[Opening DATASET RECORDS section]
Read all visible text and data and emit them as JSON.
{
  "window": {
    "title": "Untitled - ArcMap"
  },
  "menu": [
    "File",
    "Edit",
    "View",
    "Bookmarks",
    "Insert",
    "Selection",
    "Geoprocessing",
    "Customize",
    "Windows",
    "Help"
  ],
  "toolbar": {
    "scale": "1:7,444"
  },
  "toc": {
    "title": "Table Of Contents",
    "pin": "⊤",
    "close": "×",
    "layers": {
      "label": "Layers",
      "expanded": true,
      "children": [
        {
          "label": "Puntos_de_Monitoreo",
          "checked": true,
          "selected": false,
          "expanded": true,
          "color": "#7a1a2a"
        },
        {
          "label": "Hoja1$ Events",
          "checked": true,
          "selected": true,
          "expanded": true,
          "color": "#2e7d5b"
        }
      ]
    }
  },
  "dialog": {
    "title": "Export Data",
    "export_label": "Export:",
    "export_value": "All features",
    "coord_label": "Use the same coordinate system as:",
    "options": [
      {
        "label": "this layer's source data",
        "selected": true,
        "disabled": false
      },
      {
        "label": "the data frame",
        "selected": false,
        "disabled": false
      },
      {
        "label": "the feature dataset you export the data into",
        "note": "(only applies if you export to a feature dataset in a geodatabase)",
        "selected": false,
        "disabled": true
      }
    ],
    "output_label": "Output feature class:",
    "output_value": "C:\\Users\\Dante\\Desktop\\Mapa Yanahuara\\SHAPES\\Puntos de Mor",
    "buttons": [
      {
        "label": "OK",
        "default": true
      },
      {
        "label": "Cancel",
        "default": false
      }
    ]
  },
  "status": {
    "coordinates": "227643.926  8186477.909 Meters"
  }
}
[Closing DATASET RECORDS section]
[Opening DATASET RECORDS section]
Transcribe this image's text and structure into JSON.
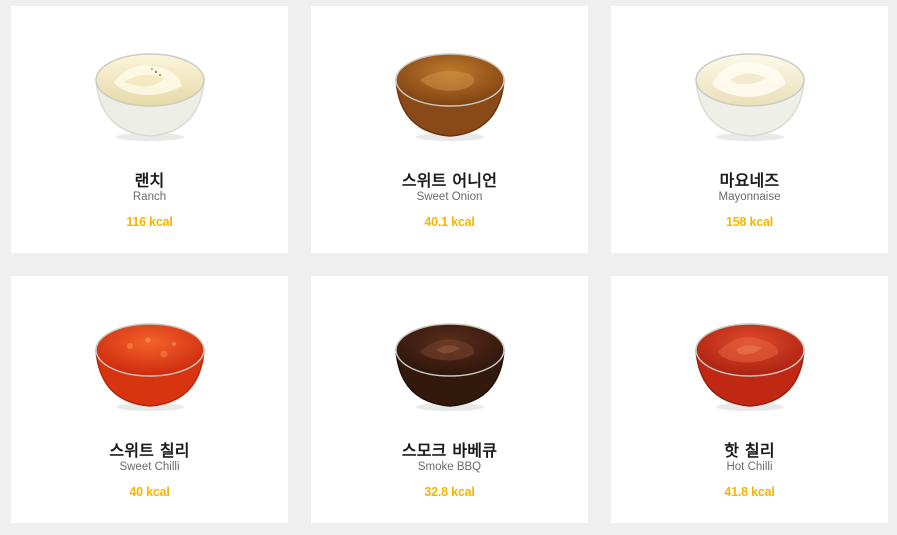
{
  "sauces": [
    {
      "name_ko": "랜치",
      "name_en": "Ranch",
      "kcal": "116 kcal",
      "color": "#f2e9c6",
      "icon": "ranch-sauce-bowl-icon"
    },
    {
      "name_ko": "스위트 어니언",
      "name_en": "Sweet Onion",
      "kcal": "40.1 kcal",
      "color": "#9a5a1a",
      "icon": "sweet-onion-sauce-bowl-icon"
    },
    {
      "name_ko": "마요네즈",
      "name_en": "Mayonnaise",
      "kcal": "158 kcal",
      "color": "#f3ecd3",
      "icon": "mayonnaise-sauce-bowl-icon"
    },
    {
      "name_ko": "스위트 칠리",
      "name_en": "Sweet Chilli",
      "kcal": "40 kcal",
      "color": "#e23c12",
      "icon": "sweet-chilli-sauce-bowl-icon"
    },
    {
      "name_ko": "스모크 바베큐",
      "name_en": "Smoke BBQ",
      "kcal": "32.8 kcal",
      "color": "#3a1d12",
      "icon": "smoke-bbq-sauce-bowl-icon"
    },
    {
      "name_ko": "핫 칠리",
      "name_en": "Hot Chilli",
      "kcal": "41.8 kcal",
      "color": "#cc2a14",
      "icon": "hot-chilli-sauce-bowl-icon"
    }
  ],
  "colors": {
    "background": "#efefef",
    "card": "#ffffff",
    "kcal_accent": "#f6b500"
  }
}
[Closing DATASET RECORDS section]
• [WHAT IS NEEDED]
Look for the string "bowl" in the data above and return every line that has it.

• [RESULT OF THIS EXERCISE]
      "icon": "ranch-sauce-bowl-icon"
      "icon": "sweet-onion-sauce-bowl-icon"
      "icon": "mayonnaise-sauce-bowl-icon"
      "icon": "sweet-chilli-sauce-bowl-icon"
      "icon": "smoke-bbq-sauce-bowl-icon"
      "icon": "hot-chilli-sauce-bowl-icon"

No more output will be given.